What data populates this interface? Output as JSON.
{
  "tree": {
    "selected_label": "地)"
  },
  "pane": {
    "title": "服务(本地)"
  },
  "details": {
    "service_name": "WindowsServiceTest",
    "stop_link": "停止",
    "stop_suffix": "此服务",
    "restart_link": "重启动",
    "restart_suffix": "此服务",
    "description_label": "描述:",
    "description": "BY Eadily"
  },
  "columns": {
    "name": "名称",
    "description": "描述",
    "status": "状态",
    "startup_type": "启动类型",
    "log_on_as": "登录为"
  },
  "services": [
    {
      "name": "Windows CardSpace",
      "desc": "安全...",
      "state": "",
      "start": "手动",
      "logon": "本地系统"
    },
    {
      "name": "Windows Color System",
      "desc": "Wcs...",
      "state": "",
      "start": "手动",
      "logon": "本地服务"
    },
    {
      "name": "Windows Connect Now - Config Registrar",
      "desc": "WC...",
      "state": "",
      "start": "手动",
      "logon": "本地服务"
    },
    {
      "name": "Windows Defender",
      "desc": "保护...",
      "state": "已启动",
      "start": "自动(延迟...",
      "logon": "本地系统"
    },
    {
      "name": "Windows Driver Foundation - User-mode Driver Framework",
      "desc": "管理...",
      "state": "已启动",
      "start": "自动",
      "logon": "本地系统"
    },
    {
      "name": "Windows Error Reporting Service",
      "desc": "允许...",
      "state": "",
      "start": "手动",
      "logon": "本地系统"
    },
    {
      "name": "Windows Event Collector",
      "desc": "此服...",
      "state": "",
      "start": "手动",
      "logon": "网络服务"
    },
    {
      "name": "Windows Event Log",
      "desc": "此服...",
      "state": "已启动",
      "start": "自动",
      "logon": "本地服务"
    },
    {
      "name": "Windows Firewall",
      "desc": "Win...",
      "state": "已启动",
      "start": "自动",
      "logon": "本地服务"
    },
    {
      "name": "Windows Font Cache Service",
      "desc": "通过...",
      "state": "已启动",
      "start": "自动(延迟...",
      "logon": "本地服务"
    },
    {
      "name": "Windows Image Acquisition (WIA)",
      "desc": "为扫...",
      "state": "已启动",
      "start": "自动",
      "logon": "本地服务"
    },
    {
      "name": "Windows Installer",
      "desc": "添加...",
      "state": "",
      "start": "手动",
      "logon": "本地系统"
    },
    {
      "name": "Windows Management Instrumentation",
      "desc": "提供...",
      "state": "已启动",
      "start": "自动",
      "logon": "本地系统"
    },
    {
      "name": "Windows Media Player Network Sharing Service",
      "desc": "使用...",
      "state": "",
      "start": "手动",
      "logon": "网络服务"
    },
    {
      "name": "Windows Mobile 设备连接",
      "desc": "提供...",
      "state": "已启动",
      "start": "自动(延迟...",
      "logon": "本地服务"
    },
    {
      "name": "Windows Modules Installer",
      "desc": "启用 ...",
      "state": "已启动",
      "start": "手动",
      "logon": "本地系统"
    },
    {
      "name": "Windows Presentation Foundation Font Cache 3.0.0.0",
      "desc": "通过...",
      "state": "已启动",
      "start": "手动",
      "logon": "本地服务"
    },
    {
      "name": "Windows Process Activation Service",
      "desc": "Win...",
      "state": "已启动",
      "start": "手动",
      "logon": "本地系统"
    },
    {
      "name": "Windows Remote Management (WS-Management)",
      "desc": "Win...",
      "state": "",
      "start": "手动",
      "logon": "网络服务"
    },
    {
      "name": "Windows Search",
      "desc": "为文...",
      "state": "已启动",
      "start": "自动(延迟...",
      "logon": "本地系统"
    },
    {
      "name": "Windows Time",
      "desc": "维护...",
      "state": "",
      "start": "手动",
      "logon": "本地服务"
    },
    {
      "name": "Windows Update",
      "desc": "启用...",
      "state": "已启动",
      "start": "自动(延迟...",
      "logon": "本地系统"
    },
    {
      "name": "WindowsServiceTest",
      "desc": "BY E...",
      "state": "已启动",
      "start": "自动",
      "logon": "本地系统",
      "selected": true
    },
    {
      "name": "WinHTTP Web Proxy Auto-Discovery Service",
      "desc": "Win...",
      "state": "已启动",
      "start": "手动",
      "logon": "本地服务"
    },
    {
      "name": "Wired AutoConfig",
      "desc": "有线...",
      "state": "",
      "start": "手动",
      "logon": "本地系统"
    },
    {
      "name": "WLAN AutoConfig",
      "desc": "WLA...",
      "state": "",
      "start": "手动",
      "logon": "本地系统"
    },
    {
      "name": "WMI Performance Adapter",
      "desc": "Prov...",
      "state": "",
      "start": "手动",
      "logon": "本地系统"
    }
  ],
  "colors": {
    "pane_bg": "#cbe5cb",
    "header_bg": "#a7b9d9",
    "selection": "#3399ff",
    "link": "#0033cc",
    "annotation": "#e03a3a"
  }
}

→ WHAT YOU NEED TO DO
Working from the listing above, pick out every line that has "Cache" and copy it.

→ SOLUTION
      "name": "Windows Font Cache Service",
      "name": "Windows Presentation Foundation Font Cache 3.0.0.0",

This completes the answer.